Personal stories and creative solutions from the next generation of public policy leaders.
Talking with David C. Wilson
In this final episode of TPTM Season 4, we say goodbye to hosts Reem and Colleen and hello to the incoming Dean of the Goldman School of Public Policy, Dr. David C. Wilson.
Talking Lies Your High School Econ Teacher Told You
Cash transfers discourage work, price ceilings and floors (like the minimum wage) are economically inefficient, and trade makes everyone better off.
If you’ve ever taken a basic economics course in high school or even in college, these were probably the major takeaways. But these are myths --dire oversimplifications at best, and outright inaccuracies at worst --that often represent the most basic building blocks of conservative arguments against critical safety net policies. In this episode of Talk Policy To Me, GSPP economist Hilary Hoynes and TPTM reporter Reem Rayef unpacked the most nefarious myths to surface the truth about the impacts of economic policies, and imagine a better way to teach and learn economics.
Talking Black Police Unions
CONTENT WARNING: This episode involves mention of police violence against people of color.
Since the 1970s, Black police officers have formed informal unions in response to racism within their departments and in the greater community. In this episode, reporter Elena Neale-Sacks talks to an economist, a law professor, and a former president of a Black police union to better understand the purpose these organizations serve, their limits, and the ways in which they differ from police unions with bargaining power, like the Police Benevolent Association and Fraternal Order of Police.
Talking Public Spaces
As vaccine rates rise and health experts give more public activities the stamp of approval, people have begun shifting from private spaces to public ones. Today, we’re talking about what public spaces are and the policies that govern them. We’ll also talk about the unhoused folks for whom the distinction between public and private space is less clear.
Archival audio from YouTube user Saul Rouda.
Talking philanthropy—yesterday, today, and tomorrow
On this episode of TPTM, we’re talking philanthropy yesterday, today, and tomorrow.
Since the Gilded Age, philanthropists have positioned themselves as gracious, charitable forces in society who are experts in identifying and solving our social ails. But the institution of philanthropy has had its critics from day one. What are the origins of modern philanthropy in the US, and how did they lead us to where we are today? What role (if any) does philanthropy have in a democratic society? And if there are real problems with philanthropy, how should we address them? Should we focus our efforts on implementing regulations and reforms of modern philanthropic institutions? Is our goal to tear down the institution of philanthropy writ large, and put in place a (potentially erosive) wealth tax? Or should we rely on rich people to voluntarily spend down their wealth? Colleen and Reem will dig in to explore the past, present, and possible futures of modern philanthropy in the US.

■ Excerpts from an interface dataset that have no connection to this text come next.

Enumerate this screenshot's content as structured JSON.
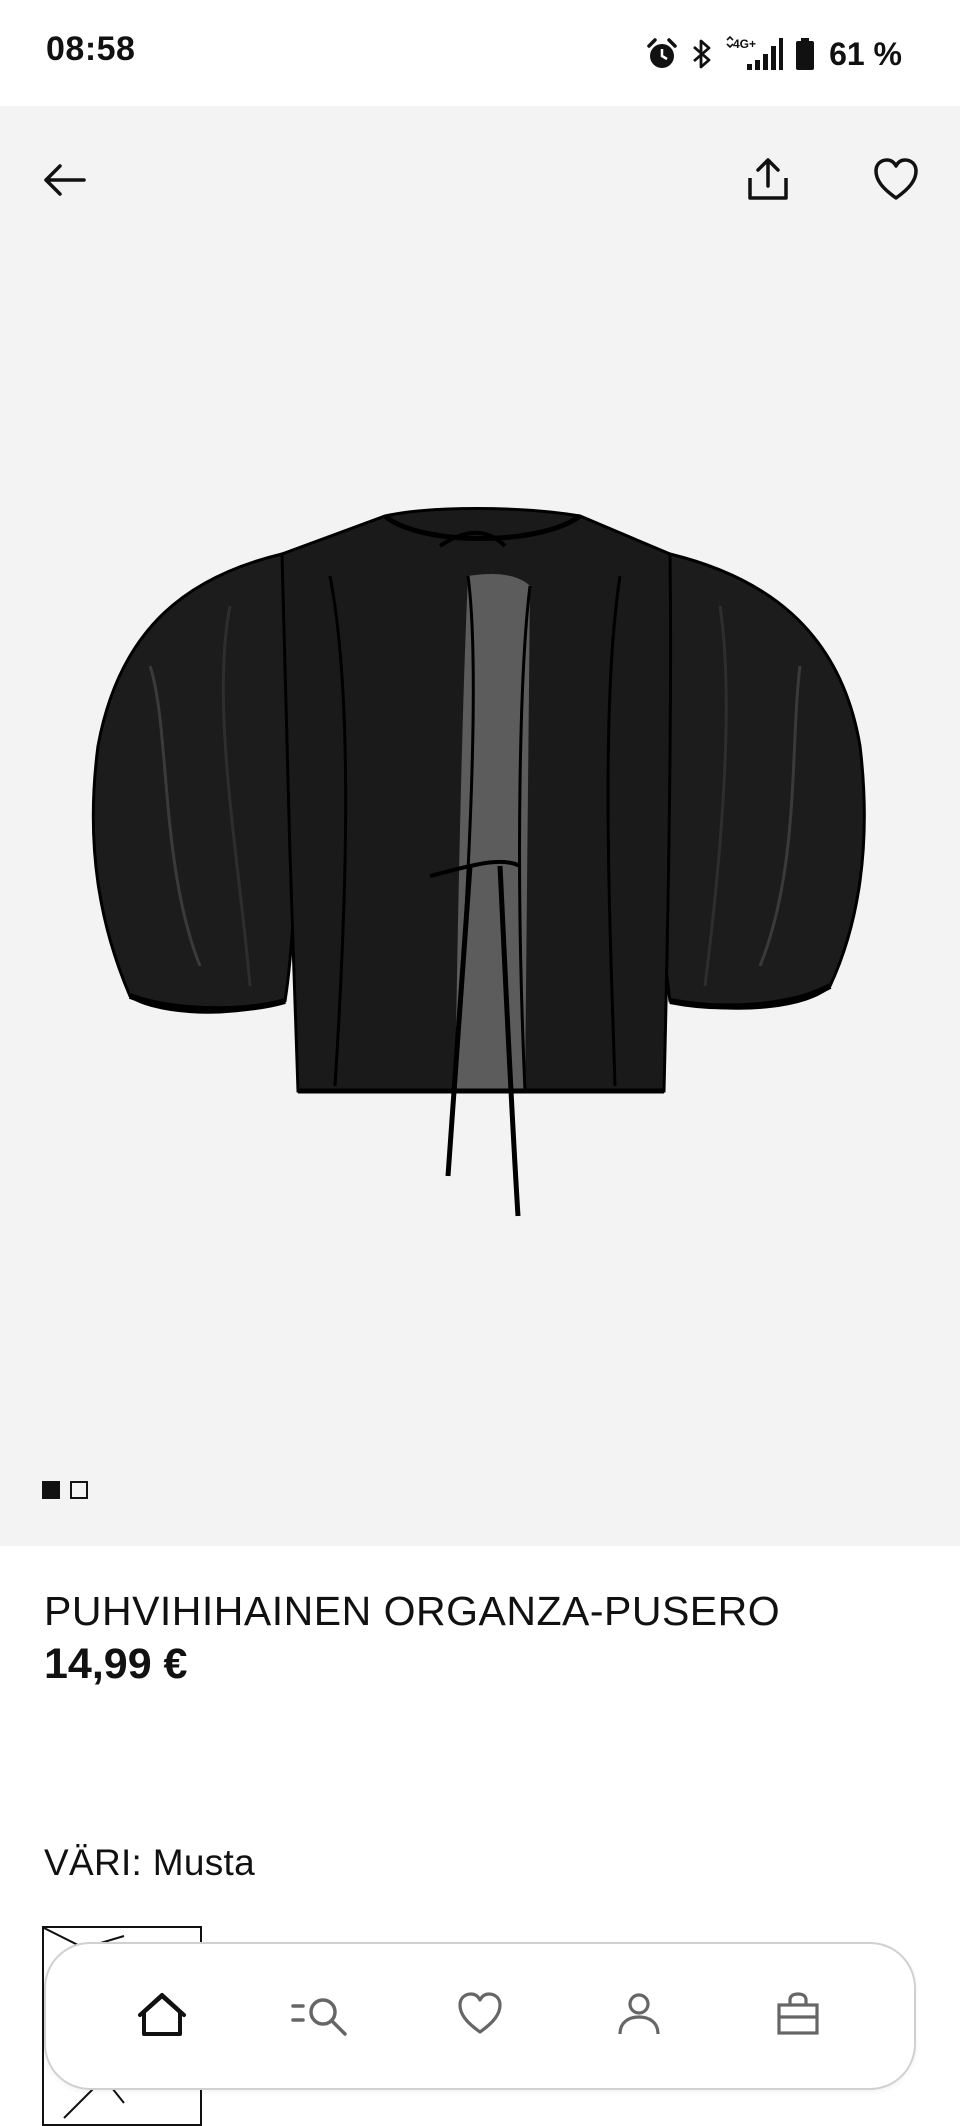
{
  "status_bar": {
    "time": "08:58",
    "network": "4G+",
    "battery": "61 %",
    "icons": [
      "alarm-icon",
      "bluetooth-icon",
      "signal-icon",
      "battery-icon"
    ]
  },
  "header": {
    "back_icon": "arrow-left-icon",
    "share_icon": "share-icon",
    "favorite_icon": "heart-icon"
  },
  "gallery": {
    "image_count": 2,
    "active_index": 0
  },
  "product": {
    "title": "PUHVIHIHAINEN ORGANZA-PUSERO",
    "price": "14,99 €",
    "color_label": "VÄRI: Musta"
  },
  "bottom_nav": {
    "items": [
      {
        "icon": "home-icon",
        "active": true
      },
      {
        "icon": "search-menu-icon",
        "active": false
      },
      {
        "icon": "heart-icon",
        "active": false
      },
      {
        "icon": "account-icon",
        "active": false
      },
      {
        "icon": "shopping-bag-icon",
        "active": false
      }
    ]
  },
  "colors": {
    "background": "#ffffff",
    "image_background": "#f3f3f3",
    "text": "#111111",
    "nav_border": "#d0d0d0"
  }
}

Want to learn more? Check out these follow-up resources:
Resource Generation’s Class Privilege Quiz, Giving Pledge, and Class Definitions and Income Brackets Resource Generation’s National Partners, Movement for Black Lives and Center for Popular Democracy The Revolution Will Not Be Funded by INCITE! Women of Color Against Violence Decolonizing Wealth by Edgar Villanueva Read Laila’s op-ed on the Goldman website Find Sophie Dover on Twitter Philanthropy and Social Movements podcast series by Harvard Kennedy School students

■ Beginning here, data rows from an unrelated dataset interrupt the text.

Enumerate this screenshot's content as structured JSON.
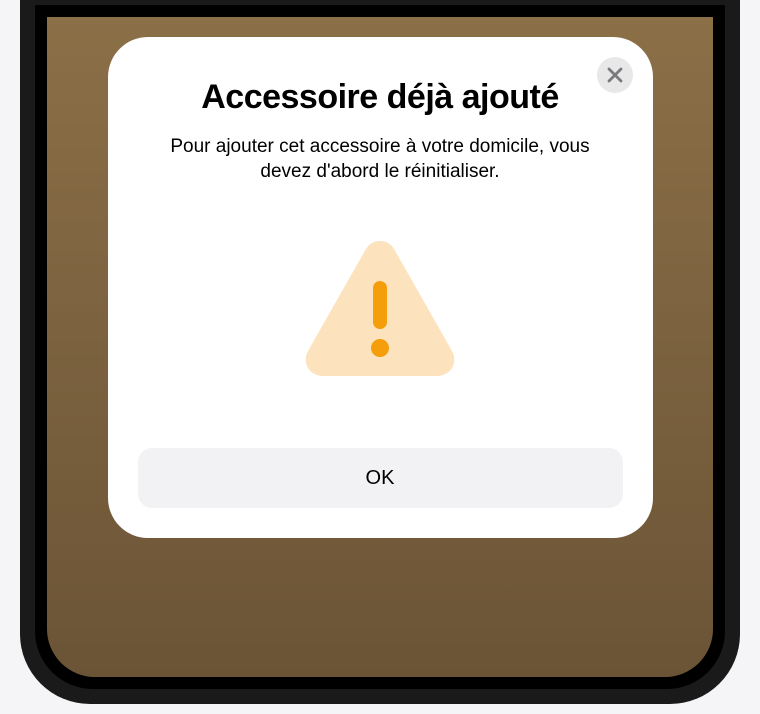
{
  "modal": {
    "title": "Accessoire déjà ajouté",
    "body": "Pour ajouter cet accessoire à votre domicile, vous devez d'abord le réinitialiser.",
    "ok_label": "OK"
  }
}
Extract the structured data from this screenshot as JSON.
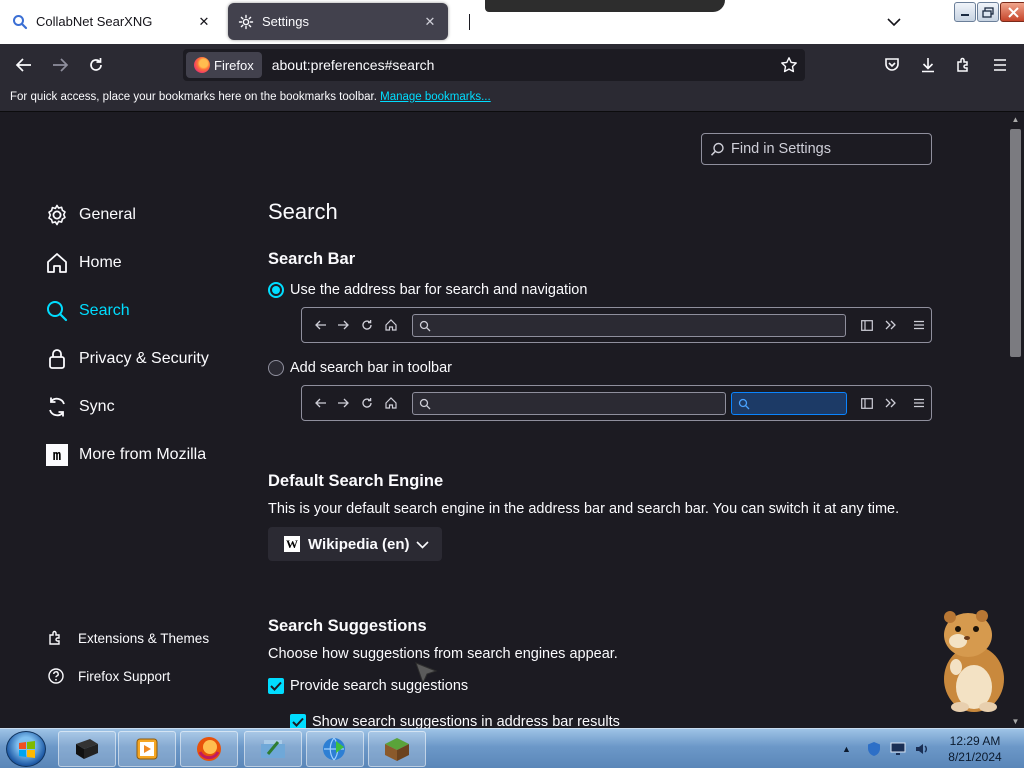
{
  "tabs": [
    {
      "title": "CollabNet SearXNG",
      "icon": "search-icon"
    },
    {
      "title": "Settings",
      "icon": "gear-icon"
    }
  ],
  "navbar": {
    "identity_label": "Firefox",
    "url": "about:preferences#search"
  },
  "bookmarks_bar": {
    "text": "For quick access, place your bookmarks here on the bookmarks toolbar.",
    "link": "Manage bookmarks..."
  },
  "find": {
    "placeholder": "Find in Settings"
  },
  "sidebar": {
    "items": [
      {
        "label": "General",
        "icon": "gear-icon"
      },
      {
        "label": "Home",
        "icon": "home-icon"
      },
      {
        "label": "Search",
        "icon": "search-icon",
        "active": true
      },
      {
        "label": "Privacy & Security",
        "icon": "lock-icon"
      },
      {
        "label": "Sync",
        "icon": "sync-icon"
      },
      {
        "label": "More from Mozilla",
        "icon": "mozilla-icon"
      }
    ],
    "footer": [
      {
        "label": "Extensions & Themes",
        "icon": "puzzle-icon"
      },
      {
        "label": "Firefox Support",
        "icon": "help-icon"
      }
    ]
  },
  "main": {
    "title": "Search",
    "search_bar": {
      "heading": "Search Bar",
      "option_address": "Use the address bar for search and navigation",
      "option_toolbar": "Add search bar in toolbar",
      "selected": "address"
    },
    "default_engine": {
      "heading": "Default Search Engine",
      "description": "This is your default search engine in the address bar and search bar. You can switch it at any time.",
      "selected": "Wikipedia (en)"
    },
    "suggestions": {
      "heading": "Search Suggestions",
      "description": "Choose how suggestions from search engines appear.",
      "provide_label": "Provide search suggestions",
      "provide_checked": true,
      "address_bar_label": "Show search suggestions in address bar results",
      "address_bar_checked": true
    }
  },
  "taskbar": {
    "time": "12:29 AM",
    "date": "8/21/2024"
  },
  "colors": {
    "accent": "#00ddff",
    "background": "#1c1b22",
    "toolbar": "#2b2a33"
  }
}
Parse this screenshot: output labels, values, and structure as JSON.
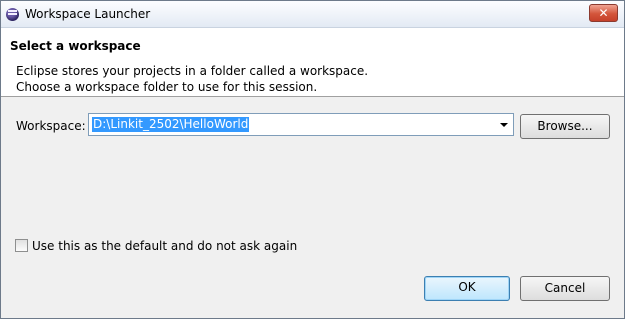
{
  "window": {
    "title": "Workspace Launcher",
    "close_label": "✕"
  },
  "header": {
    "section_title": "Select a workspace",
    "description_line1": "Eclipse stores your projects in a folder called a workspace.",
    "description_line2": "Choose a workspace folder to use for this session."
  },
  "workspace": {
    "label": "Workspace:",
    "value": "D:\\Linkit_2502\\HelloWorld",
    "browse_label": "Browse..."
  },
  "default_option": {
    "label": "Use this as the default and do not ask again",
    "checked": false
  },
  "buttons": {
    "ok_label": "OK",
    "cancel_label": "Cancel"
  },
  "colors": {
    "selection": "#3399ff",
    "close_button": "#c5402a"
  }
}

Tok Policy To Me—Youth Political Mobilization through TikTok
With over 100 million users and counting in the US, TikTok is beginning to play a major role in the political education and mobilization of its young user base.
In this episode, which was written and recorded in the aftermath of the November 2020 election, Talk Policy to Me reporter Noah Cole spoke with Aidan Kohn-Murphy and Toni Akande, two of the teens who run the “Gen Z for Change” TikTok page. Aidan and Toni touched on how they used traditional organizing practices to get out the vote through TikTok in the last election cycle, the tradeoffs between producing popular and substantive political content, and where they think the future of online political mobilization is headed. Noah also heard from four additional political TikTok creators during a speed round of questions on politics, policy, and online civic engagement.
More info on:
-Gen Z for Change https://genzforchange.us/ https://www.tiktok.com/@genzforchange
-Quentin Jiles https://linktr.ee/Qrjiles https://www.tiktok.com/@quentinjiles
-Elise Joshi https://www.tiktok.com/@elisejoshi
- Matthew Rein “The Dem Hype House” https://www.tiktok.com/@thedemhypehouse
-Colton Hess “Tok the Vote” https://www.tokthevote.com/ https://email@example.com